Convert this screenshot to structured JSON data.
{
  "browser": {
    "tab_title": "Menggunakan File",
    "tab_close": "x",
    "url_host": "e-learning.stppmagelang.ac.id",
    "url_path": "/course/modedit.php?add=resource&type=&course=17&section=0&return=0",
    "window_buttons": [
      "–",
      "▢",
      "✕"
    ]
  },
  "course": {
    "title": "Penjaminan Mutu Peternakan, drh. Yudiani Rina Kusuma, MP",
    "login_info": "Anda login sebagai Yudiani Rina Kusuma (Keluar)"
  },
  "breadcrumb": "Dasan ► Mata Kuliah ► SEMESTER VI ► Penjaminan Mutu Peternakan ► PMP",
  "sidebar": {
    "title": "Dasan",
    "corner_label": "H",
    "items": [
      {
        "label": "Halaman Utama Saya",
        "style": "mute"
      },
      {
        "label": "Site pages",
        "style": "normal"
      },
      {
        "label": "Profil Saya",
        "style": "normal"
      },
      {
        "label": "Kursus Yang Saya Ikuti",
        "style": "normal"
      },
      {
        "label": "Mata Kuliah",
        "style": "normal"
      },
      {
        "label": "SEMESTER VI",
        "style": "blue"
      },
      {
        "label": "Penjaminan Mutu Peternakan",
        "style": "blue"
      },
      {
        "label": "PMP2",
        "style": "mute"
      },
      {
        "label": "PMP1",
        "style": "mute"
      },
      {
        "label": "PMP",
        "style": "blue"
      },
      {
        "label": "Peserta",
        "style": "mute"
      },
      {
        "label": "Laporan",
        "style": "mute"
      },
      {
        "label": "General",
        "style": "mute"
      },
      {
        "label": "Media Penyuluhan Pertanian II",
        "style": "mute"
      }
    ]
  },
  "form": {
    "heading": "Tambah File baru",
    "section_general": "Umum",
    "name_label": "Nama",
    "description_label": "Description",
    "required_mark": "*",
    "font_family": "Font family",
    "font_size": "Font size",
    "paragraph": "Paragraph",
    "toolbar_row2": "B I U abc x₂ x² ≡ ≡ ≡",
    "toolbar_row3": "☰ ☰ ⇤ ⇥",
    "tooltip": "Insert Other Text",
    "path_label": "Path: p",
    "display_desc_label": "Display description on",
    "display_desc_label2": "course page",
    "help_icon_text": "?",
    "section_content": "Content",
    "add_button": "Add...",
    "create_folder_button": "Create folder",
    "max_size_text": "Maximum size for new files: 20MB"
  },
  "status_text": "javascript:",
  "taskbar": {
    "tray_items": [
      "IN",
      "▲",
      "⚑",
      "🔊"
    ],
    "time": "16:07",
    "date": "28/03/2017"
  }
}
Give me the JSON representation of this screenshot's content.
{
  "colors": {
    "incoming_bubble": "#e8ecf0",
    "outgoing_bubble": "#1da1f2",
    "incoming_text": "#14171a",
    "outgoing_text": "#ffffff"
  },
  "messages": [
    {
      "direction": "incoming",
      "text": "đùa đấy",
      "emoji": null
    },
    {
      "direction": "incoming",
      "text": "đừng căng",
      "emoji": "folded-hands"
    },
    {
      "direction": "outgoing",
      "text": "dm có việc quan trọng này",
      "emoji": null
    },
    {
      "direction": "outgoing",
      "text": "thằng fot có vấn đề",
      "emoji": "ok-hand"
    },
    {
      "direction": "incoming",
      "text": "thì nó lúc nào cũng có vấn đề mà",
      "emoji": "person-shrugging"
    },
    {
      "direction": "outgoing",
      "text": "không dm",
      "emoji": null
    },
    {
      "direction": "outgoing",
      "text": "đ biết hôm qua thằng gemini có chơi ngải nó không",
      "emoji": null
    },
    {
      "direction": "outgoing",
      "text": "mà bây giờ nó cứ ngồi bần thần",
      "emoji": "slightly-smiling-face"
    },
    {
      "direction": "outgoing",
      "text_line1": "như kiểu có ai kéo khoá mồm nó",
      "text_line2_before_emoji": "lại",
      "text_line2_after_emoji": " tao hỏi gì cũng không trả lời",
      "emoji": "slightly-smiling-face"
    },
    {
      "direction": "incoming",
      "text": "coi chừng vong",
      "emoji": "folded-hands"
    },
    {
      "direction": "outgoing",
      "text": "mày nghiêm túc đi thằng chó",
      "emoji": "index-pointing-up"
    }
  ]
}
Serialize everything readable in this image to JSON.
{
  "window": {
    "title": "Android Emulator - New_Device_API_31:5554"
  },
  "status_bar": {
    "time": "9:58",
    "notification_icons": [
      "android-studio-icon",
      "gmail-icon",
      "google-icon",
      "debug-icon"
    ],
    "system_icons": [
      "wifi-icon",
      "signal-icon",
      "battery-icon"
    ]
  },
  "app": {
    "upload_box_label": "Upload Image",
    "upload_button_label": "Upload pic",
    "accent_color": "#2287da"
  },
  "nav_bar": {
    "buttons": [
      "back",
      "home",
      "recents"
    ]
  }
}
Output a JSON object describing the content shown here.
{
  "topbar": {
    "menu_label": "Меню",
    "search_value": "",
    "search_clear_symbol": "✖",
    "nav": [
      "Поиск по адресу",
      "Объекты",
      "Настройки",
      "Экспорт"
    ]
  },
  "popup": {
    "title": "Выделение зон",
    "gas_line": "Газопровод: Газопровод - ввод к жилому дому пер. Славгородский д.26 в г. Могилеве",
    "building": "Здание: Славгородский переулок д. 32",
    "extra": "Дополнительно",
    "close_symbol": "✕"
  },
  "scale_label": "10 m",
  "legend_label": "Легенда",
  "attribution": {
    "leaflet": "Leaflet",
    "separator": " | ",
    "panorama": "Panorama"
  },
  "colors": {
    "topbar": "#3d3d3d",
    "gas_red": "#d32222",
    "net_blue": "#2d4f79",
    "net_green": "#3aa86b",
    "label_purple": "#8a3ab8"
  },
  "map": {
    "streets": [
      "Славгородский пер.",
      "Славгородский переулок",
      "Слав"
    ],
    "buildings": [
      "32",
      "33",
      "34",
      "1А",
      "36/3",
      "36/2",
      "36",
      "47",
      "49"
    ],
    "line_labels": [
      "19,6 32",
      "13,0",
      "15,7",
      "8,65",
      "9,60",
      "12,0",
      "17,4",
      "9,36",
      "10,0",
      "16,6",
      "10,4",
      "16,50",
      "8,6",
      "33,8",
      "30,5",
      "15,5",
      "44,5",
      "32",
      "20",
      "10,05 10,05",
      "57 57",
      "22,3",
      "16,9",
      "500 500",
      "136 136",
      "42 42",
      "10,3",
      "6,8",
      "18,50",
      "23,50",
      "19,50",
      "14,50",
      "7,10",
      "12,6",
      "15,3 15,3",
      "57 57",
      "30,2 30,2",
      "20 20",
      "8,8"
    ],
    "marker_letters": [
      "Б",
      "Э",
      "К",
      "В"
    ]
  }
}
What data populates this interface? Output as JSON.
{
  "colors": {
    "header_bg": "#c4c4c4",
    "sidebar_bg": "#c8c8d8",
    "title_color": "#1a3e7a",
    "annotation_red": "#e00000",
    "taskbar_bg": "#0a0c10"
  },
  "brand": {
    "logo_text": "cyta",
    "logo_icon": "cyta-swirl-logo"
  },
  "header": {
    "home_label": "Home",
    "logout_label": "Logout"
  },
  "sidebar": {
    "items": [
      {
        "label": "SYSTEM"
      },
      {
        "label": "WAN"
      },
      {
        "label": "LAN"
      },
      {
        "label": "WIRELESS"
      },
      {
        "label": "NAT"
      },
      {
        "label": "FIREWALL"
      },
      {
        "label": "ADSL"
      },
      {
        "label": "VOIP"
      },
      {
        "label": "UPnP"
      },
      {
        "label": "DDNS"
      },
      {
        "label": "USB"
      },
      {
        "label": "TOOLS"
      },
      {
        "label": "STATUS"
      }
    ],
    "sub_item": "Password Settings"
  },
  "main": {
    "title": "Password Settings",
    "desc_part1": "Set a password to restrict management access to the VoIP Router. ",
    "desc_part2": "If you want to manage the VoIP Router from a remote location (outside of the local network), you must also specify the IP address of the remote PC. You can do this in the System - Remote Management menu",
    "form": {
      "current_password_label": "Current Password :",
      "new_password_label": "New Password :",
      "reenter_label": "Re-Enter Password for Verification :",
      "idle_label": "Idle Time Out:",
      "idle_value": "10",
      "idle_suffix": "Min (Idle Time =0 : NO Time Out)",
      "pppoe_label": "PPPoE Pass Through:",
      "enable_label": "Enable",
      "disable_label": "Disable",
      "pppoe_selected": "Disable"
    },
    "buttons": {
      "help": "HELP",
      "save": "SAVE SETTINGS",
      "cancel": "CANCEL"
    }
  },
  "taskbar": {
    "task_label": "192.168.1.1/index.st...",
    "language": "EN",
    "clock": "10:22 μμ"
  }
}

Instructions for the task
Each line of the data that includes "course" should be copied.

Exercise solution
    "url_path": "/course/modedit.php?add=resource&type=&course=17&section=0&return=0",
  "course": {
    "display_desc_label2": "course page",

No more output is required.